In 2018, an estimated 1.5 million people died due to TB, while 10 million people fell ill with the disease worldwide. Overall 5.7 million men, 3.2 million women, and 1.1 million children were infected by tuberculosis. TB incidence is falling globally at about 2% per year (WHO report).
As per WHO data, in 2000, there were 172 incidences of tuberculosis per 100,000 people across the world. But by 2018, this figure had decreased to 132 per 100,000 people.
Lesotho reported the highest incidence of the disease in the world. In 2000, the nation reported 992 incidences of tuberculosis per 100,000 people. But by 2018, this figure had decreased to 611. The Philippines occupied second place with 554 incidences reported in 2018. Mozambique and the Central African Republic are the two other nations that had more than 500 incidences per 100,000 people. In both countries, the figures stood at 551 and 540 respectively.
Among regions, the Sub-Saharan African region, according to the 2018 data, was the worst affected by the disease where the incidence of tuberculosis per 100,000 people stood at 231. But this was a climbdown from the 344 figure that was reported in 2000. South Asia held second place reporting 206 incidences of tuberculosis per 100,000 people. Among the South Asian nations, Pakistan had the highest incidences of tuberculosis at 100,000 with the number standing at 265. Bangladesh and India reported figures of 221 and 199 respectively. The Maldives had the lowest figure in South Asia, with 33 incidences of tuberculosis per 100,000 people.

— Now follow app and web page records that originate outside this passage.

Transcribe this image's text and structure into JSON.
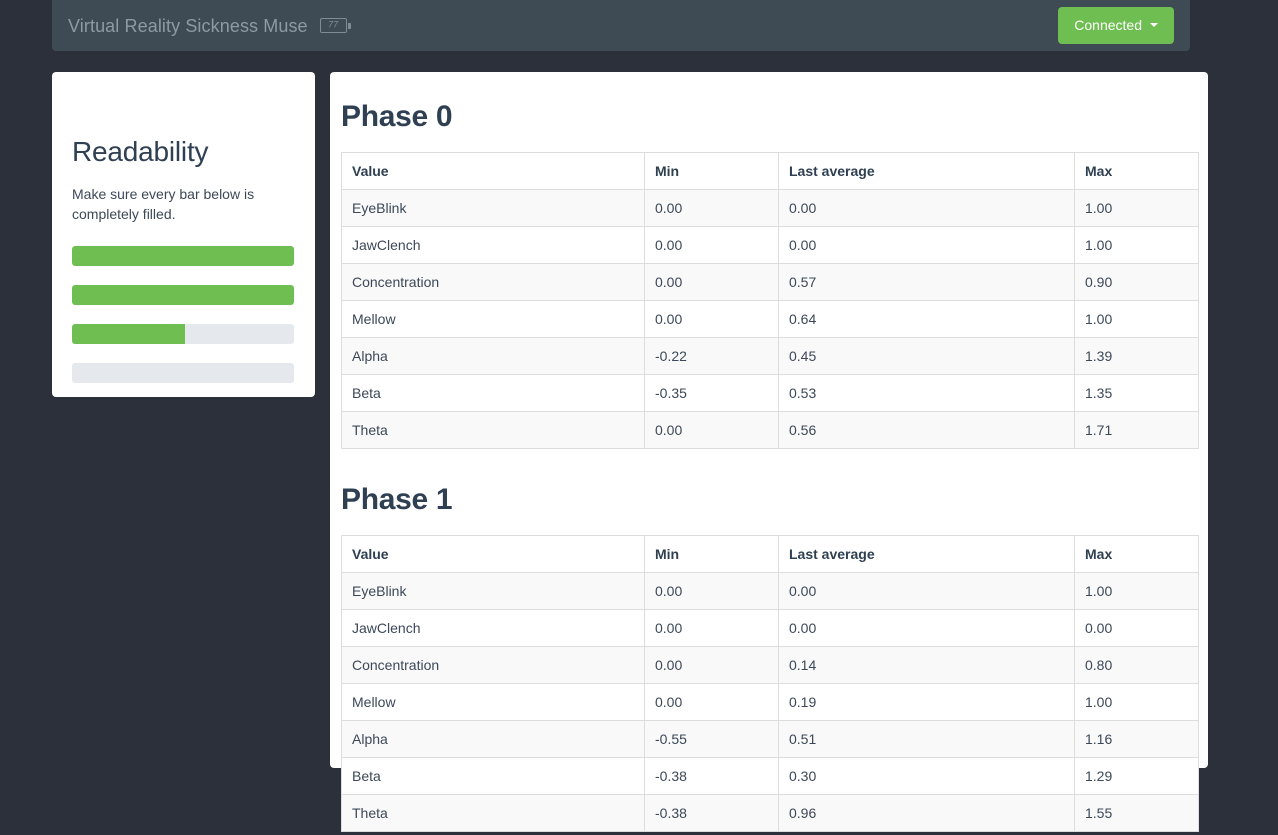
{
  "navbar": {
    "brand_title": "Virtual Reality Sickness Muse",
    "battery_icon": "battery-icon",
    "battery_level": "77",
    "connect_button_label": "Connected",
    "caret_icon": "caret-down-icon",
    "accent_green": "#6ebe51",
    "navbar_bg": "#3e4b54",
    "page_bg": "#2b303b"
  },
  "sidebar": {
    "title": "Readability",
    "description": "Make sure every bar below is completely filled.",
    "bars": [
      {
        "name": "readability-bar-1",
        "percent": 100
      },
      {
        "name": "readability-bar-2",
        "percent": 100
      },
      {
        "name": "readability-bar-3",
        "percent": 51
      },
      {
        "name": "readability-bar-4",
        "percent": 0
      }
    ],
    "bar_fill_color": "#6ebe51",
    "bar_track_color": "#e5e8ec"
  },
  "main": {
    "columns": [
      "Value",
      "Min",
      "Last average",
      "Max"
    ],
    "phases": [
      {
        "title": "Phase 0",
        "rows": [
          {
            "value": "EyeBlink",
            "min": "0.00",
            "avg": "0.00",
            "max": "1.00"
          },
          {
            "value": "JawClench",
            "min": "0.00",
            "avg": "0.00",
            "max": "1.00"
          },
          {
            "value": "Concentration",
            "min": "0.00",
            "avg": "0.57",
            "max": "0.90"
          },
          {
            "value": "Mellow",
            "min": "0.00",
            "avg": "0.64",
            "max": "1.00"
          },
          {
            "value": "Alpha",
            "min": "-0.22",
            "avg": "0.45",
            "max": "1.39"
          },
          {
            "value": "Beta",
            "min": "-0.35",
            "avg": "0.53",
            "max": "1.35"
          },
          {
            "value": "Theta",
            "min": "0.00",
            "avg": "0.56",
            "max": "1.71"
          }
        ]
      },
      {
        "title": "Phase 1",
        "rows": [
          {
            "value": "EyeBlink",
            "min": "0.00",
            "avg": "0.00",
            "max": "1.00"
          },
          {
            "value": "JawClench",
            "min": "0.00",
            "avg": "0.00",
            "max": "0.00"
          },
          {
            "value": "Concentration",
            "min": "0.00",
            "avg": "0.14",
            "max": "0.80"
          },
          {
            "value": "Mellow",
            "min": "0.00",
            "avg": "0.19",
            "max": "1.00"
          },
          {
            "value": "Alpha",
            "min": "-0.55",
            "avg": "0.51",
            "max": "1.16"
          },
          {
            "value": "Beta",
            "min": "-0.38",
            "avg": "0.30",
            "max": "1.29"
          },
          {
            "value": "Theta",
            "min": "-0.38",
            "avg": "0.96",
            "max": "1.55"
          }
        ]
      }
    ]
  }
}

In Europe, tuberculosis was at one time the most dreaded disease but has been contained over the years. Still, Moldova and Ukraine had reported a little higher incidence of the disease at 86 and 80, respectively. On the other hand, a majority of the nations had reported figures of 10 and less. The two major nations of North America, the United States, and Canada – had even done better with just 3 and 5.6 incidences of tuberculosis per 100,000 people. In Australia and New Zealand, the figure stood at 6.6 and 7.3, respectively.
As per the WHO’s Global TB Report 2019, India had 2.69 million patients in 2018. In 2017, the number was 2.74 million. It means a 1.8% decline. In 2018, the 30 high TB burden countries accounted for 87% of new TB cases. India is the only country where TB cases are in a double-digit percentage of 27% of the total TB cases in the world. Eight countries account for two-thirds of the TB burden globally. India is on the number one spot, followed by China, Indonesia, Philippines, Pakistan, Bangladesh, South Africa, and the Democratic Republic of the Congo, Myanmar, Ethiopia, Russia, Nigeria, Vietnam, Kenya, North Korea, Mozambique, Brazil, Thailand, Tanzania, and Angola.
In 2018, the largest number of new TB cases took place in the South-East Asian region, with 44% of new cases followed by the African region, with 24%, and the Western Pacific with 18%.
Incidence of Tuberculosis (per 100,000 people) as per the Year 2018:
|S. No.||Countries||Incidence of Tuberculosis (per 100,000 people), 2018|
|4||Central African Republic||540|
|11||Papua New Guinea||432|
|13||Republic of the Congo||375|
|20||Democratic Republic of the Congo||321|
|55||Sao Tome and Principe||124|
|62||Federated States of Micronesia||108|
|65||Northern Mariana Islands||95|
|125||Bosnia and Herzegovina||25|
|131||Trinidad and Tobago||21|
|173||Saint Vincent and the Grenadines||6.3|
|174||Turks and Caicos Islands||6.1|
|191||British Virgin Islands||3.9|
|195||United States of America||3|
|199||United Arab Emirates||1|